|Quotes and Research|
|Written by Steve Schwettman|
We had recently purchased our home, and it was a fixer-upper. I had my hands full with renovating the house. I knew I wanted a garage that was built right the first time, with plenty of room for whatever our vehicle needs would be now and in the future, plus enough storage to keep our house from being cluttered. I wasn't sure how I was going to accomplish this though. The first step once I had a general budget was to obtain some quotes. The quote process helped me to answer some questions I had about construction, and it ultimately forced me to abandon the idea of having the garage built by someone else.
Factors affecting the cost...
Weather: I live in an area with beautiful but severe weather. Cold winters with very high winds and lots of snow. These factors meant that my garage had to be built to handle higher loads than typical of most areas. I learned that my wind load was 120 miles per hour, exposure C (whatever that means), and my snow load was 75 pounds per square foot.
Distance: I live in a rural mountainous area. I am in a small neighborhood and I receive regular mail and package delivery, so it isn't too terribly remote. But what I learned is that contractors prefer not to come here if they don't have to. Also, materials delivery is more expensive, especially concrete.
I started getting quotes. I researched various types of garage construction so that I knew what the contractors were quoting. What I was receiving back were incredibly expensive quotes for very minimalist construction practices. I had quotes ranging from a low of $28,000 to a high of $50,000, just to build this garage. Most of them were very basic post and beam construction with dirt floors. Most of them had exclusions for soil quality and/or the presence of rock.
After looking over my quotes, I knew that I had huge problems. I knew that not only were the prices not do-able, but they were going to be much higher down the road as the contractors ran into the usual "unforeseen problems". I had spoken to someone in my area that was attempting to build his own home using subcontractors. He was quoted $11,000 by an excavating company to prepare his site for the foundation, which he accepted and work began. But at the first sign of rock, the quote went out the window and he eventually wound up paying over $40,000 just for site preparation. The poor guy looked like he was about to put a gun to his head. And after all, we live in the Rocky Mountains, were the excavators expecting to NOT find rock?
Live and Learn:
The process of obtaining quotes helped me to narrow down the choices in terms of how I wanted my garage built, where on my lot I wanted it, how big it needed to be, etc... I learned a lot from the process.
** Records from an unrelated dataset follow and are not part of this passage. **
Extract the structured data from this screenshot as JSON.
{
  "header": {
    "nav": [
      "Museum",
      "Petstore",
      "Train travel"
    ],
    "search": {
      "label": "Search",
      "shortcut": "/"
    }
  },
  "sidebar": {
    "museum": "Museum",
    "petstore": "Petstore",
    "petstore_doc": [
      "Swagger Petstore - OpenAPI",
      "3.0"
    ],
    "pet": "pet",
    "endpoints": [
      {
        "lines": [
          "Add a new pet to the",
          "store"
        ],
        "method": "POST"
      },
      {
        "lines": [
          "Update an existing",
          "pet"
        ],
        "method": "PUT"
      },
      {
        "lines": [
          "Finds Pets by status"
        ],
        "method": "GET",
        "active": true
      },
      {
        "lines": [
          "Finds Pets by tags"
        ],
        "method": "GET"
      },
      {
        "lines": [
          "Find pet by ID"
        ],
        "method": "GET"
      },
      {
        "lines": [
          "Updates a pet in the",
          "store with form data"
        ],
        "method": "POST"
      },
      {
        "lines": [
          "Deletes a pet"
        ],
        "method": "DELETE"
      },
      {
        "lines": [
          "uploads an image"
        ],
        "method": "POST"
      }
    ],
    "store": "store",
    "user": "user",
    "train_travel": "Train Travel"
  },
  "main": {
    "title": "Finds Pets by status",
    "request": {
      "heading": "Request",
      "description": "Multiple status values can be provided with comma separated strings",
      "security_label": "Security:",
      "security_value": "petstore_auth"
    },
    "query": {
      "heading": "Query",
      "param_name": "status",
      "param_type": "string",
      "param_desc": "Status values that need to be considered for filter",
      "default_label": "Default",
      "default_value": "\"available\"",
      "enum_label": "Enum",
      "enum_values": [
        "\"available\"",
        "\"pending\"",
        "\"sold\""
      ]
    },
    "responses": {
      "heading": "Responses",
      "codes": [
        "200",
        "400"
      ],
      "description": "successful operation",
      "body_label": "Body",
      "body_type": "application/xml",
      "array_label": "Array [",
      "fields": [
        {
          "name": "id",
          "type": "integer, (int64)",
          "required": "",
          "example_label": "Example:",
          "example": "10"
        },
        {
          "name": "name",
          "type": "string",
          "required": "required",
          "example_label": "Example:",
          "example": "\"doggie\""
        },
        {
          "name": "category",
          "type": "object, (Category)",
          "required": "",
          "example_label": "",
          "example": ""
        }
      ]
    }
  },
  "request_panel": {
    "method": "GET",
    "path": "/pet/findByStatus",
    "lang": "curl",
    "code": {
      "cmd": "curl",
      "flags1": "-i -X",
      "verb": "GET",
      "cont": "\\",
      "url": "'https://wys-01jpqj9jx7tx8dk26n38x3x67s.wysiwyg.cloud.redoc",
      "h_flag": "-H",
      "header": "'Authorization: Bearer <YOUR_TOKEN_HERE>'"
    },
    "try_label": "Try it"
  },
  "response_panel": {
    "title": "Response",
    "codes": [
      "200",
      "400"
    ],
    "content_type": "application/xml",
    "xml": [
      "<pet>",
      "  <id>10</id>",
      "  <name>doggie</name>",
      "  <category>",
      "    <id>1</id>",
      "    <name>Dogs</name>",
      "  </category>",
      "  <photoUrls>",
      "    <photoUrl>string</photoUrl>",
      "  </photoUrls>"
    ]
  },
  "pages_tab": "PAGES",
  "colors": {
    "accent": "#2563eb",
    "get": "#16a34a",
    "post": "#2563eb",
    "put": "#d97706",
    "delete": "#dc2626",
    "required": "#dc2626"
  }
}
Above all, I learned I was going to have to build it myself. I realized that I was at least going to have to serve as General Contractor. I didn't know who would actually be doing the work, but I knew I didn't have time for it.